The ACT’s ground-breaking pill testing trial will be extended until August after an independent report found it had stopped people from taking some substances and was educating drug users about the risks they faced.
The Australia-first, government-backed CanTEST Health and Drug Checking Service was launched last July as a six-month pilot.
An ANU-led independent interim evaluation of the first three months of operation of the city-based service recommended it continue and be developed further, subject to the final evaluation report due in the first half of 2023.
It found that about one-in-five people binned the illicit drug they were planning to take after having it tested and that most of them said they would share the test results with others.
Survey respondents also reported later that they would change the way they use the drug, such as reducing the amount, spacing out when they used it and not using it on their own.

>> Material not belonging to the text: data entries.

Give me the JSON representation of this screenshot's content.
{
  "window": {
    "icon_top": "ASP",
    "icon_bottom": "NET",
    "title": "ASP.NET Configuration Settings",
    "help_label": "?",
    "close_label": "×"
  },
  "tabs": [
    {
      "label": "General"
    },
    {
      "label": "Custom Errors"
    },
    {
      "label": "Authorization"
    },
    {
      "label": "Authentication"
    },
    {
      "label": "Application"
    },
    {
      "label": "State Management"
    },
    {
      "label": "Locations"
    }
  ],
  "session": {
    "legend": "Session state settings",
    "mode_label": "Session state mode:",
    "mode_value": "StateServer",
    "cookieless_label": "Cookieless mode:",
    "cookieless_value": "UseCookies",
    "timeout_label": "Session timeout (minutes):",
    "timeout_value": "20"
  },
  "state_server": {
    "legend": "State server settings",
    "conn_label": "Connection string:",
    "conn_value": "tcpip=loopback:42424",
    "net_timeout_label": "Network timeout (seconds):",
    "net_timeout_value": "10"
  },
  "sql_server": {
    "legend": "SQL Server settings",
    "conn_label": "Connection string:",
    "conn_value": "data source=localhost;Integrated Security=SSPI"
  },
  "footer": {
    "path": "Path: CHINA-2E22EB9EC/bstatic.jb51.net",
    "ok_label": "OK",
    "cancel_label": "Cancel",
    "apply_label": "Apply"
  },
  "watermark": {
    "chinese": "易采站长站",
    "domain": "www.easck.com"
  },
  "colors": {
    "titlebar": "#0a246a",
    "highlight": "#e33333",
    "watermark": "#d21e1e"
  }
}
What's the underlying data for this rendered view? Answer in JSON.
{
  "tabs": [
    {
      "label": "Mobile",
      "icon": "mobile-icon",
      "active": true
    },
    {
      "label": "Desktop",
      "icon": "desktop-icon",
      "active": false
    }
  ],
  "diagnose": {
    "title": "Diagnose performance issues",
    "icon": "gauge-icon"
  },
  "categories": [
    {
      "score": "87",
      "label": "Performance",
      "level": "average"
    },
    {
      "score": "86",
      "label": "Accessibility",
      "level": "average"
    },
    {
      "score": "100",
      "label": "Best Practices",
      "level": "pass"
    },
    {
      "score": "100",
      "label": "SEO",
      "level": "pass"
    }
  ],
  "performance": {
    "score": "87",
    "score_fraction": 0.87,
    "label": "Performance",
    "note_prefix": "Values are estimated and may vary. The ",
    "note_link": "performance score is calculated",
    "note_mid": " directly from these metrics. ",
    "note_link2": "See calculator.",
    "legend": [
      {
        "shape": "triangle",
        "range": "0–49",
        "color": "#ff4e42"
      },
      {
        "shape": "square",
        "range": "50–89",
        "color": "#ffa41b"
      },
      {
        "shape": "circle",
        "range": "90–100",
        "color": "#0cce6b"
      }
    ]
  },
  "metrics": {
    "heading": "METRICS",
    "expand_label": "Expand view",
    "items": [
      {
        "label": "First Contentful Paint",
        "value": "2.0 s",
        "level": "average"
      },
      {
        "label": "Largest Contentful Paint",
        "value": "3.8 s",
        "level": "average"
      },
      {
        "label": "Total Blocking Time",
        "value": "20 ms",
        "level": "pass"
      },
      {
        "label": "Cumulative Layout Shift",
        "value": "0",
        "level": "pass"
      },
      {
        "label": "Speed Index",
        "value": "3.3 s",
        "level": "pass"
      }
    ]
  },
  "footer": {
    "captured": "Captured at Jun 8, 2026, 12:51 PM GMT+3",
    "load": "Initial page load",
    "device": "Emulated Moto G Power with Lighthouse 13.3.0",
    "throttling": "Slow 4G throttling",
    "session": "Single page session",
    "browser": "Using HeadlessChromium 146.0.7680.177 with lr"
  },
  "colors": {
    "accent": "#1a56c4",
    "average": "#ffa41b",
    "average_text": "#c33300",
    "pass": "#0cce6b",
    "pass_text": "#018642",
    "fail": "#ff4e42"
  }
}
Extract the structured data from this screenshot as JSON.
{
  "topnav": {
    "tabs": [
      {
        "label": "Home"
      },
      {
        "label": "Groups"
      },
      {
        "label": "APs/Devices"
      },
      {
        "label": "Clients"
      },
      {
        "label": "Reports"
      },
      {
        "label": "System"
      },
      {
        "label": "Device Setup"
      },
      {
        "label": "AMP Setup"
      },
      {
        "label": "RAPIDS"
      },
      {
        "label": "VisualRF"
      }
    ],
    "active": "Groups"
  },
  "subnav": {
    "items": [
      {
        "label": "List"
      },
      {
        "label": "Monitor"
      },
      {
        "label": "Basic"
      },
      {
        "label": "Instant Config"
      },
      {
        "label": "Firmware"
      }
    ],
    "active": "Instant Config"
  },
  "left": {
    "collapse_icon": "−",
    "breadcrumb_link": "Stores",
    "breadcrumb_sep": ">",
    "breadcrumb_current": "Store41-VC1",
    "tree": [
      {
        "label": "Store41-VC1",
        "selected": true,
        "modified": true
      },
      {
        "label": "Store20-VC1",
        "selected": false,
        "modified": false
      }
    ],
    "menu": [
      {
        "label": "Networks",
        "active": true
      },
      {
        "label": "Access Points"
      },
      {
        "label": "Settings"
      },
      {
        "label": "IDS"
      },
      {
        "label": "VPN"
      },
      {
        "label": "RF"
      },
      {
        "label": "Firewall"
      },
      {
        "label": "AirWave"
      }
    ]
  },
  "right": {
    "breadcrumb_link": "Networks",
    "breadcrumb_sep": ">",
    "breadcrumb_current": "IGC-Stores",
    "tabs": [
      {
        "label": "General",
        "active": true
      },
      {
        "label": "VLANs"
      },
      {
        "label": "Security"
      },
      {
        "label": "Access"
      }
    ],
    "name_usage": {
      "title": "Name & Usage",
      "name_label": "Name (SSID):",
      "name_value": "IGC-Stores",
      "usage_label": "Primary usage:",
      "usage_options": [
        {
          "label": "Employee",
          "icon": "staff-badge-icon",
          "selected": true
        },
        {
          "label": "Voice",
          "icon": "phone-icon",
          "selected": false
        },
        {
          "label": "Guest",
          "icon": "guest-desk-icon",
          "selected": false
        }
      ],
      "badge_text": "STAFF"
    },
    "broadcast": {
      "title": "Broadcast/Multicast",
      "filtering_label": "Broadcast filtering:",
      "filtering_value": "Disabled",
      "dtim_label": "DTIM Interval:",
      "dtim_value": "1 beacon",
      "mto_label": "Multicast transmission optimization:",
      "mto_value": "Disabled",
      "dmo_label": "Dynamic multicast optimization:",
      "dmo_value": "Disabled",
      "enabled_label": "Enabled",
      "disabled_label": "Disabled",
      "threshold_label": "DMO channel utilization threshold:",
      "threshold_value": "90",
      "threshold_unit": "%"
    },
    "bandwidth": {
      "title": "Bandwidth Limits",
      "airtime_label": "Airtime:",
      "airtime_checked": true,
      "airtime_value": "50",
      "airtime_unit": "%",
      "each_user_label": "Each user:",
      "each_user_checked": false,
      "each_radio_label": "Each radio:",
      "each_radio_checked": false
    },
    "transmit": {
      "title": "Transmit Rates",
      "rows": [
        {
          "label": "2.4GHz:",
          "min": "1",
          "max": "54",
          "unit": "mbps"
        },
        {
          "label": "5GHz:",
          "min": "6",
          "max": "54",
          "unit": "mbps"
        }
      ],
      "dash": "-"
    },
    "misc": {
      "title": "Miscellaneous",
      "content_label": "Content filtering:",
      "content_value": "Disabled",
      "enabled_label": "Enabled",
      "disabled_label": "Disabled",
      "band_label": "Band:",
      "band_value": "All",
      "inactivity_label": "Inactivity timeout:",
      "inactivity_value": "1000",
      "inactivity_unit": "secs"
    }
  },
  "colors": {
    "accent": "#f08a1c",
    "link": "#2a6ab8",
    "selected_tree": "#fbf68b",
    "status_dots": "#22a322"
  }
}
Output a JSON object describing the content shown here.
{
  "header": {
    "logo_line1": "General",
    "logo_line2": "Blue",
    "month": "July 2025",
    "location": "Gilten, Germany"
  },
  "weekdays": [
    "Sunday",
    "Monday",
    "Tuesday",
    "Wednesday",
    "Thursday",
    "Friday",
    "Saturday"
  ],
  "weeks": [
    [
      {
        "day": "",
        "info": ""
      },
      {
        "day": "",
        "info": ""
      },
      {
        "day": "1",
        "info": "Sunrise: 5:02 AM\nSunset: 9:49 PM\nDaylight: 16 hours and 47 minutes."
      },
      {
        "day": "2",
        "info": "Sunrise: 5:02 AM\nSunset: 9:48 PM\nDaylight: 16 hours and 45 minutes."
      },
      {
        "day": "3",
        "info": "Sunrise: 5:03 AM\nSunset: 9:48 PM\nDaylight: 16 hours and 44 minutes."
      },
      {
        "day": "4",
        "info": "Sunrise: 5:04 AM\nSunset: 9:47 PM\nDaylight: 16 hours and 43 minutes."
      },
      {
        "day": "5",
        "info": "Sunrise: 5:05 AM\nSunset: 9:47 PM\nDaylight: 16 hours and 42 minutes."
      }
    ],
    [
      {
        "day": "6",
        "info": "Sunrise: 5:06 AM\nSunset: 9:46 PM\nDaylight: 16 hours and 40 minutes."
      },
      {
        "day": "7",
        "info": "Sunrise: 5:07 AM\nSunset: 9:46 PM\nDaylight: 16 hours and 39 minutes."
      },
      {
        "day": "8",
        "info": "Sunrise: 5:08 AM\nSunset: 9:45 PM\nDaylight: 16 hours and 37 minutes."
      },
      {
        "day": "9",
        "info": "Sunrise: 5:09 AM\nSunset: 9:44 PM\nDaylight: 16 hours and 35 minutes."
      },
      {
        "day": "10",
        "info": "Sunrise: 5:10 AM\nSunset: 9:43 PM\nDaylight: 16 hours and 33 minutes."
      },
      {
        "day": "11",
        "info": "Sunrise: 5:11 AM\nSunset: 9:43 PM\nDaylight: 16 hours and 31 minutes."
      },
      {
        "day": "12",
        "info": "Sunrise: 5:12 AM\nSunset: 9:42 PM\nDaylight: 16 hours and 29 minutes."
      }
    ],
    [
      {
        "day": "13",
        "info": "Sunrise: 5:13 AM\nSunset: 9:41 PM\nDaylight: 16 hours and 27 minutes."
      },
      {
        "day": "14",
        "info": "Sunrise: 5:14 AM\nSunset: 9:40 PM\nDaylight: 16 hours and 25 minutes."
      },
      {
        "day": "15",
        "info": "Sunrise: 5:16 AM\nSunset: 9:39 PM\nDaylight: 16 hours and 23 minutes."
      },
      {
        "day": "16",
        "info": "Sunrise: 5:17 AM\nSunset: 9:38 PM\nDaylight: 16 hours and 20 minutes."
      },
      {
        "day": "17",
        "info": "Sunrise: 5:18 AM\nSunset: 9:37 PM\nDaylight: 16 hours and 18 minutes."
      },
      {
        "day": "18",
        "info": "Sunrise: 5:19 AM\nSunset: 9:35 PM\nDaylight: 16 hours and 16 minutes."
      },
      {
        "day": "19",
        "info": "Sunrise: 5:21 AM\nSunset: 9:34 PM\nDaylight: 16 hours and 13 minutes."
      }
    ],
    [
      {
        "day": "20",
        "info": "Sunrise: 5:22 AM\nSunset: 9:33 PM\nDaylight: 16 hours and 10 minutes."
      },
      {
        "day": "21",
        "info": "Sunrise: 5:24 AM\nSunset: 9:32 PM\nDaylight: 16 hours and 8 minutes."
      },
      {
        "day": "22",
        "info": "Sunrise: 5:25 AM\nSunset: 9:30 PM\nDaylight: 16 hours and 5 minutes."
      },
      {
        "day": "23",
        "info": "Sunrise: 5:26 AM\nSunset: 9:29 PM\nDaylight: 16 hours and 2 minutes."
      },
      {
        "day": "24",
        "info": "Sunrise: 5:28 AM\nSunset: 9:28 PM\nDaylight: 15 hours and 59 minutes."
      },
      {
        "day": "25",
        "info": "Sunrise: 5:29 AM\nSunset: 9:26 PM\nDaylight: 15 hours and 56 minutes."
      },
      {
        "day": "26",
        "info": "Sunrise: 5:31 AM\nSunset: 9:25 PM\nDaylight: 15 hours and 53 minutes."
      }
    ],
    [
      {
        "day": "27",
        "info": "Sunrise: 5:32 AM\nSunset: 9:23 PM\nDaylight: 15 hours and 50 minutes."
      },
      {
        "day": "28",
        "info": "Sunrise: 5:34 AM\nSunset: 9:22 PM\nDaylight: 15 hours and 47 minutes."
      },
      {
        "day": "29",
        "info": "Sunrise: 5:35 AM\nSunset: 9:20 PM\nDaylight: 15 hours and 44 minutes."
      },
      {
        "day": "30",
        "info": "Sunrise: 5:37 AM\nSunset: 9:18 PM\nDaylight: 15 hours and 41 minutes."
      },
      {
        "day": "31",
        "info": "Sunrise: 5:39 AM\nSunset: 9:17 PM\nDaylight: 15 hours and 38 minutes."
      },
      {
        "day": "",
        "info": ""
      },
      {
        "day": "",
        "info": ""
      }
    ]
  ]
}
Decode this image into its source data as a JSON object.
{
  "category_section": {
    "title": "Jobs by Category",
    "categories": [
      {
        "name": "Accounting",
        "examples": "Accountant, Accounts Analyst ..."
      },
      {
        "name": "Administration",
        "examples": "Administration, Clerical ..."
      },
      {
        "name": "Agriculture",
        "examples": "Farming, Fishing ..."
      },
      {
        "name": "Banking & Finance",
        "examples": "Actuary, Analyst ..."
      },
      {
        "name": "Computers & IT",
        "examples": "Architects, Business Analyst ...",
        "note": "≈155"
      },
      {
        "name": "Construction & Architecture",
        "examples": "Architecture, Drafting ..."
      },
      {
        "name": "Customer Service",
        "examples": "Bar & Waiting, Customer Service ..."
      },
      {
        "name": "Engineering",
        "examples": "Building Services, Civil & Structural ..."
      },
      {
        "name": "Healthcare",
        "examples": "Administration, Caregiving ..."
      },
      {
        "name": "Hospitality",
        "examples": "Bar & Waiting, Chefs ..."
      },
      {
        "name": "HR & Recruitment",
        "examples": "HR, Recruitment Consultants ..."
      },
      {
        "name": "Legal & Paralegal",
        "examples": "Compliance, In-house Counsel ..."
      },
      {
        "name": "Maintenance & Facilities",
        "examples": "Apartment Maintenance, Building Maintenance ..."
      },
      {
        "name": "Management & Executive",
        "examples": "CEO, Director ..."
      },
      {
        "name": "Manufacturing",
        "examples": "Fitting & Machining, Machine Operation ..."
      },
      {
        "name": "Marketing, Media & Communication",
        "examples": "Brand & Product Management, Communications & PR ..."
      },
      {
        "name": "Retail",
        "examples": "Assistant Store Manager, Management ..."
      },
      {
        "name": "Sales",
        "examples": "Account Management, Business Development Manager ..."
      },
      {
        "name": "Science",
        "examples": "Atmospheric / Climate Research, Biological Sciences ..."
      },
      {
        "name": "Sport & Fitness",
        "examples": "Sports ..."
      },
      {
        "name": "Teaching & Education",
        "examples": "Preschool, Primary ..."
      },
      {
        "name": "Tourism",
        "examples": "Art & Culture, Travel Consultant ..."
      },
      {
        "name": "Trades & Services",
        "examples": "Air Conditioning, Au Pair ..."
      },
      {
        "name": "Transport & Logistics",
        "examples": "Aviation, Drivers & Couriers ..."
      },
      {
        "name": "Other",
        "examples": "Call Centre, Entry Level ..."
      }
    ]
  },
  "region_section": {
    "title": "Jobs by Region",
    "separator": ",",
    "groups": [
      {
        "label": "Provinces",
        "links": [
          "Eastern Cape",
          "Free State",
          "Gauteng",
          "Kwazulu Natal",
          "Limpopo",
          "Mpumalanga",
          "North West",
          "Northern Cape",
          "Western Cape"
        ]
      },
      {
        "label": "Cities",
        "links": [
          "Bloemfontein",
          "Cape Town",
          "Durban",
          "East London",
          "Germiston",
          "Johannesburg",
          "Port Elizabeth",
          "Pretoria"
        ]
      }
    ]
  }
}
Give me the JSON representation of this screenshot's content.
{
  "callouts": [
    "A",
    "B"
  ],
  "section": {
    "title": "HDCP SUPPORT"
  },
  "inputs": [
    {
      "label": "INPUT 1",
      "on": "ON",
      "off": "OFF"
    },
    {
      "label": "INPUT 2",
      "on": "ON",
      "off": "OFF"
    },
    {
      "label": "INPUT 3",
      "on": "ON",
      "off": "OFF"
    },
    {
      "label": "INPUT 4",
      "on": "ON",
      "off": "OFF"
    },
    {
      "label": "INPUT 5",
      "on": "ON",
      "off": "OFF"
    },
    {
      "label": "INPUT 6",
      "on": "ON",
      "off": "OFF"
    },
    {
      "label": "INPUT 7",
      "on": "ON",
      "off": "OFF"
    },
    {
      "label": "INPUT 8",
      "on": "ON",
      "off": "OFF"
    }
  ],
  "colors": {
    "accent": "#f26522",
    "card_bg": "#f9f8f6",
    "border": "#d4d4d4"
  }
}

CanTEST tested 232 samples and delivered 376 health interventions to 191 clients, most of whom (88% per cent) were from Canberra and under the age of 35
The most common drugs tested were MDMA, heroin, methamphetamine, cocaine, ketamine and psychedelics.
Just over half of the drugs tested were actually what people thought they were, ranging from MDMA, where three-quarters of the samples contained the expected drug but sometimes additives, to ketamine, where almost half did not.
Health Minister Rachel Stephen-Smith said the government has extended the pilot to allow time to receive and consider the full evaluation.
Ms Stephen Smith said the service in the City Community Health Centre at 1 Moore Street had received strong community support and been well-received.
She said it was part of the government’s evidence-based approach in treating drug use as a health issue rather than a criminal justice matter but reiterated that the government did not support or condone illicit drug use.
“We have seen a great community response to this service,” she said.
“Those using CanTEST have reported positive experiences of having their drugs tested without fear of judgment.
“The service has also contributed to information about the drugs circulating in the Canberra community, which allows health services and the wider community to learn about and respond to dangerous substances earlier.”
But Deputy Opposition Leader Jeremy Hanson said pill testing was not the panacea some thought it was and offered a false sense of security to drug users.
Mr Hanson said the report showed that most people who went to the centre still took a dangerous drug like MDMA after testing, despite it being a known toxic substance.
“It’s not discouraging drug use in any sense and maybe seem to be encouraging it by giving the sense that it’s safe when there’s nothing safe about MDMA or heroin or any of the other drugs that people think that they’re taking,” he said.
“The discard rates in many cases are because there’s no active quantity of the drug.”
He said it was less about safety and more about quality control.
“People aren’t dying because of what the drug is mixed with; they’re dying because of the substance,” Mr Hanson said.
He said nothing had really changed since the first Groovin’ the Moo trial and this report offered mixed results.
“We all want to do everything we can to keep people safe,” Mr Hanson said. “We don’t want some sort of punitive approach, but there are significant risks with pill testing that need to be understood.”
The government said that over the first four months of the service, CanTEST tested 371 samples, with around 15 per cent of samples being voluntarily discarded by clients following testing.
The service also delivered 436 health and alcohol and drug interventions, with some clients receiving multiple interventions in one visit.
The interim independent report found that 80 per cent of clients accepted an alcohol and drug or health intervention, and 62 per cent reported never previously accessing a healthcare worker for information or advice about drug use.
It also reported that the service identified a new ketamine-like substance in circulation, the first time globally that an unknown substance had been identified in a drug-checking service.
The find drew enquiries from across Australia and the world and provided timely information on the identity of a new psychoactive substance in the Australian drug market.
The report said the small number of users from outside Canberra refuted suggestions of any “honeypot” effect and supported the argument for similar centres to be established elsewhere.
It said that if the service continued at the same level, more funding would be needed for at least two analytical chemists and its own drug-testing equipment, currently on loan.
Feedback showed that the centre should be open on more days and extend its opening hours.
Operating partner Directions Health said the service provided life-saving information and reduced the chance of overdose.
“Without CanTEST, we would not have identified dangerous and unexpected drugs circulating in Canberra or had the opportunity to have a non-judgmental, practical and evidence-based discussion about drugs, their contents and potency with the people planning to use them,” acting CEO Stephanie Stephens said.
Harm Reduction Australia & Pill Testing Australia President Gino Vumbaca said the service had proven itself.
“The lack of pill testing services outside Canberra is an ongoing tragedy for far too many people and families and begs the question of how much more evidence is required for these services to be established,” he said.
The final evaluation is expected to be delivered in the first half of this year.
Extending the trial in its current form will cost $350,000.
CanTEST Health and Drug Checking Service is run by Directions Health Services in partnership with Pill Testing Australia and Canberra Alliance for Harm Minimisation and Advocacy.